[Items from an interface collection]

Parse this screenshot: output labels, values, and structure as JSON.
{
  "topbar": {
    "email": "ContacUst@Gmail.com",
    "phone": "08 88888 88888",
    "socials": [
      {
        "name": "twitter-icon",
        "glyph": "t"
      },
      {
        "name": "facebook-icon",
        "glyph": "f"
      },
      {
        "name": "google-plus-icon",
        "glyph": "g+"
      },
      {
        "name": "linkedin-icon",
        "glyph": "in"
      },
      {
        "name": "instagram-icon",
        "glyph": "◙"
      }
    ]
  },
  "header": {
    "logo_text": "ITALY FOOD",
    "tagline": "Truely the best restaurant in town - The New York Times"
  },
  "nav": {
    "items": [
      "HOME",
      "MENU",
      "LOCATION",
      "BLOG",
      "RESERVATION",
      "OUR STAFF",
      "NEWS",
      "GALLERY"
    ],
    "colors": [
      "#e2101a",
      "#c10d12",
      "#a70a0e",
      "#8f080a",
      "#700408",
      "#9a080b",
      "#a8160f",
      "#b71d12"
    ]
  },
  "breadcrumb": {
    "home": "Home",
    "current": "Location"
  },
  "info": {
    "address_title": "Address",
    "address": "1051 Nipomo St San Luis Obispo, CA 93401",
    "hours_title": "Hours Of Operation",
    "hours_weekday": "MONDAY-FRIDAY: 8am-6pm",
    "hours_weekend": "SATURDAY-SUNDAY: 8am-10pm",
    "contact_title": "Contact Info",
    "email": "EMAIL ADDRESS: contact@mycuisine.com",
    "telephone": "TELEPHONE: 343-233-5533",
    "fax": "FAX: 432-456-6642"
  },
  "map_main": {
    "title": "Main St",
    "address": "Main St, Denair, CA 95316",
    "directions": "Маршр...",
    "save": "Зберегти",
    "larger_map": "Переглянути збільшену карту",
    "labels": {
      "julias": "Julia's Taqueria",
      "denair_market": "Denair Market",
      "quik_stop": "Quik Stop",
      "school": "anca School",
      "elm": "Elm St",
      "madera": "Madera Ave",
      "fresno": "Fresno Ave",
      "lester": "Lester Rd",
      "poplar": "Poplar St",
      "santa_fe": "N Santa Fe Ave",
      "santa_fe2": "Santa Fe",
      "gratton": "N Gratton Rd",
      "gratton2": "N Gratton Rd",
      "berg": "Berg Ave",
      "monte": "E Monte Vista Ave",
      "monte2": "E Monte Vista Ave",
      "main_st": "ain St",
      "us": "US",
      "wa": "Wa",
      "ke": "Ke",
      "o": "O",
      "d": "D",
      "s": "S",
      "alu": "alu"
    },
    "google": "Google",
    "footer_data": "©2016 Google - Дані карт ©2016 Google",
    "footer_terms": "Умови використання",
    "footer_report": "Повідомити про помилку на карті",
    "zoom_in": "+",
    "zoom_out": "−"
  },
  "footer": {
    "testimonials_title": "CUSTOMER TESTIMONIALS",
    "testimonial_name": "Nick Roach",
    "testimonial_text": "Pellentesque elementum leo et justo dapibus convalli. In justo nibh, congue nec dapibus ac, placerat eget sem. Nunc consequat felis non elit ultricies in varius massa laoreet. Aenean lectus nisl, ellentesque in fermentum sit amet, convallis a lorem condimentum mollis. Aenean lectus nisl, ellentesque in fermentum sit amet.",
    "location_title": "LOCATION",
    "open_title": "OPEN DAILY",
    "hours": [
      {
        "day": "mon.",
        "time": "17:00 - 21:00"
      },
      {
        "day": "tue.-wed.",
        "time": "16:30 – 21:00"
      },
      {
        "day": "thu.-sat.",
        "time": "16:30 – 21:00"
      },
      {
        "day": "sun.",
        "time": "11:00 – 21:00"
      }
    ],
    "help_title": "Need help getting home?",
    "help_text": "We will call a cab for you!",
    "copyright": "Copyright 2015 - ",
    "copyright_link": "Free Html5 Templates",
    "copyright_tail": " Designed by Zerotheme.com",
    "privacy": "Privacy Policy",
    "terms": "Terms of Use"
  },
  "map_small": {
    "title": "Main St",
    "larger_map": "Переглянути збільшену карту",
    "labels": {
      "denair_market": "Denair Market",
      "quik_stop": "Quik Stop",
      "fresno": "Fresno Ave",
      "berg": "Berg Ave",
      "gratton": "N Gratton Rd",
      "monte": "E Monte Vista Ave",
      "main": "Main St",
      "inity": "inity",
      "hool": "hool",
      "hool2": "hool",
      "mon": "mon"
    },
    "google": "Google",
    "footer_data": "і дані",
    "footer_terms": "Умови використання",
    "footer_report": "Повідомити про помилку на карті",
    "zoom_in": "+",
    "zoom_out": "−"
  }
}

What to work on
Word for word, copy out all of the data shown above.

Expected answer
Parse this screenshot: output labels, values, and structure as JSON.
{
  "topbar": {
    "email": "ContacUst@Gmail.com",
    "phone": "08 88888 88888",
    "socials": [
      {
        "name": "twitter-icon",
        "glyph": "t"
      },
      {
        "name": "facebook-icon",
        "glyph": "f"
      },
      {
        "name": "google-plus-icon",
        "glyph": "g+"
      },
      {
        "name": "linkedin-icon",
        "glyph": "in"
      },
      {
        "name": "instagram-icon",
        "glyph": "◙"
      }
    ]
  },
  "header": {
    "logo_text": "ITALY FOOD",
    "tagline": "Truely the best restaurant in town - The New York Times"
  },
  "nav": {
    "items": [
      "HOME",
      "MENU",
      "LOCATION",
      "BLOG",
      "RESERVATION",
      "OUR STAFF",
      "NEWS",
      "GALLERY"
    ],
    "colors": [
      "#e2101a",
      "#c10d12",
      "#a70a0e",
      "#8f080a",
      "#700408",
      "#9a080b",
      "#a8160f",
      "#b71d12"
    ]
  },
  "breadcrumb": {
    "home": "Home",
    "current": "Location"
  },
  "info": {
    "address_title": "Address",
    "address": "1051 Nipomo St San Luis Obispo, CA 93401",
    "hours_title": "Hours Of Operation",
    "hours_weekday": "MONDAY-FRIDAY: 8am-6pm",
    "hours_weekend": "SATURDAY-SUNDAY: 8am-10pm",
    "contact_title": "Contact Info",
    "email": "EMAIL ADDRESS: contact@mycuisine.com",
    "telephone": "TELEPHONE: 343-233-5533",
    "fax": "FAX: 432-456-6642"
  },
  "map_main": {
    "title": "Main St",
    "address": "Main St, Denair, CA 95316",
    "directions": "Маршр...",
    "save": "Зберегти",
    "larger_map": "Переглянути збільшену карту",
    "labels": {
      "julias": "Julia's Taqueria",
      "denair_market": "Denair Market",
      "quik_stop": "Quik Stop",
      "school": "anca School",
      "elm": "Elm St",
      "madera": "Madera Ave",
      "fresno": "Fresno Ave",
      "lester": "Lester Rd",
      "poplar": "Poplar St",
      "santa_fe": "N Santa Fe Ave",
      "santa_fe2": "Santa Fe",
      "gratton": "N Gratton Rd",
      "gratton2": "N Gratton Rd",
      "berg": "Berg Ave",
      "monte": "E Monte Vista Ave",
      "monte2": "E Monte Vista Ave",
      "main_st": "ain St",
      "us": "US",
      "wa": "Wa",
      "ke": "Ke",
      "o": "O",
      "d": "D",
      "s": "S",
      "alu": "alu"
    },
    "google": "Google",
    "footer_data": "©2016 Google - Дані карт ©2016 Google",
    "footer_terms": "Умови використання",
    "footer_report": "Повідомити про помилку на карті",
    "zoom_in": "+",
    "zoom_out": "−"
  },
  "footer": {
    "testimonials_title": "CUSTOMER TESTIMONIALS",
    "testimonial_name": "Nick Roach",
    "testimonial_text": "Pellentesque elementum leo et justo dapibus convalli. In justo nibh, congue nec dapibus ac, placerat eget sem. Nunc consequat felis non elit ultricies in varius massa laoreet. Aenean lectus nisl, ellentesque in fermentum sit amet, convallis a lorem condimentum mollis. Aenean lectus nisl, ellentesque in fermentum sit amet.",
    "location_title": "LOCATION",
    "open_title": "OPEN DAILY",
    "hours": [
      {
        "day": "mon.",
        "time": "17:00 - 21:00"
      },
      {
        "day": "tue.-wed.",
        "time": "16:30 – 21:00"
      },
      {
        "day": "thu.-sat.",
        "time": "16:30 – 21:00"
      },
      {
        "day": "sun.",
        "time": "11:00 – 21:00"
      }
    ],
    "help_title": "Need help getting home?",
    "help_text": "We will call a cab for you!",
    "copyright": "Copyright 2015 - ",
    "copyright_link": "Free Html5 Templates",
    "copyright_tail": " Designed by Zerotheme.com",
    "privacy": "Privacy Policy",
    "terms": "Terms of Use"
  },
  "map_small": {
    "title": "Main St",
    "larger_map": "Переглянути збільшену карту",
    "labels": {
      "denair_market": "Denair Market",
      "quik_stop": "Quik Stop",
      "fresno": "Fresno Ave",
      "berg": "Berg Ave",
      "gratton": "N Gratton Rd",
      "monte": "E Monte Vista Ave",
      "main": "Main St",
      "inity": "inity",
      "hool": "hool",
      "hool2": "hool",
      "mon": "mon"
    },
    "google": "Google",
    "footer_data": "і дані",
    "footer_terms": "Умови використання",
    "footer_report": "Повідомити про помилку на карті",
    "zoom_in": "+",
    "zoom_out": "−"
  }
}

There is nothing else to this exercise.